Bass on this amplifier isn’t quite as authoritative or hard hitting as I normally prefer but quantity is still ample in the midbass.  The subbass region seems slightly recessed and softer, lending less of a solid, weighty sound but still maintaining a somewhat warm overall tilt and sound.  Bass notes don’t always separate clearly and the amps softness ends up making me feel as though I’m losing out a bit on texture and impact in the bass region.  I think the bass is ample for most music, you may notice some of the characteristics of its bass in EDM, especially EDM that uses a lot of subbass.  

Mids on this amplifier are great.  The slight warmth gives male vocals and some instruments a slightly weightier and fuller sound.  The midrange is where I notice that the Sangaku really seems to elongate the sustain of instruments, almost like there is a very loud second order harmonic that rings out beyond the normal length of sustain on the amplifier.  The midrange is really where this was most apparent, later becoming easier to notice elsewhere.  It gives the amplifier a really romantic, slow kind of sound that still maintains really good clarity and separation.  It’s a very unique aspect of this amplifier that I think can make music sound a lot more pleasing and laid-back.  Vocals and instruments come through very clearly, there is good texture and dynamics through the midrange as well though it takes a bit more concentration to catch some of the finer impacts and details in string instruments and drums.  Ringing of strings on guitars and the smack and motion of drumskin isn’t quite as clear as I’d like it to be here, but I can certainly see why someone would trade that for the Sangaku’s overall tonal signature and uniquely romantic kind of sound.

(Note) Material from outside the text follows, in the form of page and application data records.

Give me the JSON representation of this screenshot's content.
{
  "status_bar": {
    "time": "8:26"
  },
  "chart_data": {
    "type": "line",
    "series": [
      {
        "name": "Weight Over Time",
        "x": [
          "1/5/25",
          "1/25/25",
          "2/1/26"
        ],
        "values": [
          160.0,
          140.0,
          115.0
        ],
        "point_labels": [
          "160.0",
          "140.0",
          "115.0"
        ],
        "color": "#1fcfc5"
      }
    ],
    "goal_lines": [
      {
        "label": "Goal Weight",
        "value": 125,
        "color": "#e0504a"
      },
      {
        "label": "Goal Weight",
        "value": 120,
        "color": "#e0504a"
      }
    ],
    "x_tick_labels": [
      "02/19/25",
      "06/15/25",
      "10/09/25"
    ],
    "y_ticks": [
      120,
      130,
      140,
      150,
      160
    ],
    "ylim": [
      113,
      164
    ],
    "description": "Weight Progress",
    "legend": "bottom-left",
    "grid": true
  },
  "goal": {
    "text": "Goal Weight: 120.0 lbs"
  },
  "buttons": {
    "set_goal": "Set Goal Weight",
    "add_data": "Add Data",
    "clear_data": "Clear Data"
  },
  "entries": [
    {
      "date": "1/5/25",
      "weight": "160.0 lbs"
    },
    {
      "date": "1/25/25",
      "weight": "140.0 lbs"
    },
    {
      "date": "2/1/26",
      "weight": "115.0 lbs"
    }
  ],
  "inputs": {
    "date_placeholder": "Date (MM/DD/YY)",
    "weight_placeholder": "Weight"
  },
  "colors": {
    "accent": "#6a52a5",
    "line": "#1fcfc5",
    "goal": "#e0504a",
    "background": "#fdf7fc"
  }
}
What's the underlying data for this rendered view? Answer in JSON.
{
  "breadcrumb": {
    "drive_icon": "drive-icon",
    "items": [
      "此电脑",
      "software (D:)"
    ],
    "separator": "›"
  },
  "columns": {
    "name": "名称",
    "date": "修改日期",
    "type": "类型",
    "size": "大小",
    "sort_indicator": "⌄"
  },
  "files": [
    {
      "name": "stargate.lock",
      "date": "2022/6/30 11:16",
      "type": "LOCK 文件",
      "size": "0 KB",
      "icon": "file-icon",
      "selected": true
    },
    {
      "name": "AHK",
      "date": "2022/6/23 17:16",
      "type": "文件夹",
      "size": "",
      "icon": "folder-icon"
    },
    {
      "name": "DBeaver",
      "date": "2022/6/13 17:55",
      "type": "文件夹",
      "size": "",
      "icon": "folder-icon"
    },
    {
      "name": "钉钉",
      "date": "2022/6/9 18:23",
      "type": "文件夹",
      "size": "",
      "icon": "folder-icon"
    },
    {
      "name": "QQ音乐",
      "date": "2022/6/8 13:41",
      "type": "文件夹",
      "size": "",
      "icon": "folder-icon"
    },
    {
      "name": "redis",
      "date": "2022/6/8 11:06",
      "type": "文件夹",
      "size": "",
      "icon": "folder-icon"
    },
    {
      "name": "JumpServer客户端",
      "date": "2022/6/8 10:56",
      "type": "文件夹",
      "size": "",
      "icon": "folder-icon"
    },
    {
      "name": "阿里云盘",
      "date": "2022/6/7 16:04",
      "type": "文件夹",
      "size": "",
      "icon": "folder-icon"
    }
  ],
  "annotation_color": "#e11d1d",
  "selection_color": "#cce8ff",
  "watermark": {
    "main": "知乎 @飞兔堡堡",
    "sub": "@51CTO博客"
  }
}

Treble is very clean and just a bit recessed on this amplifier.  Treble comes through very smoothly and with great clarity and impact, but it’s also obvious that treble is not as well extended as it could be in order to achieve the tonal balance that Sangaku does.  While treble is certainly less present, it isn’t as though the amp is completely dark or overly warm sounding, treble is certainly more present than it is on the Mogwai that I reviewed recently.  The amp also manages a surprisingly good sense of air despite its warmer signature.

Staging is quite good on the Sangaku.  While it doesn’t expand the staging the way some of the rarer single ended triode amplifier I’ve heard before do, I find some of that effect is still here.  Imaging is quite clear, despite the “slowness” effect of that extended sustain, the amp actually seems quite quick and seems to image instruments believably in the space it presents.  While I find the amp punches quite well, impacts are a bit rounded on the Sangaku and I feel it can muddy the impact of much quieter sounds in music, some of the smaller details like the opening and closing of valves on brass instruments or the sound that comes from the throat and mouth of a trumpet player, almost spitting as they try to play their instrument.

Conclusion

The Sangaku has been a really enjoyable amplifier to audition.  I really enjoy its slightly warm tonality and the extended sustain effect that brings a bit of romance and “tube-yness” to the music without sacrificing clarity.  While I do find smaller details slightly more difficult to pick out in music on the Sangaku, I still find the amplifier is quite detailed, clean and smooth sounding.  No signs of harshness at any point with this amplifier, making it a very easy listen.  It has been very surprising listening to the Sangaku and makes me curious what other Nutube based designs could be capable of and hopeful for how they could be incorporated in lower power devices like portable devices and still offer some of the flavor of a nice, high end tube amplifier.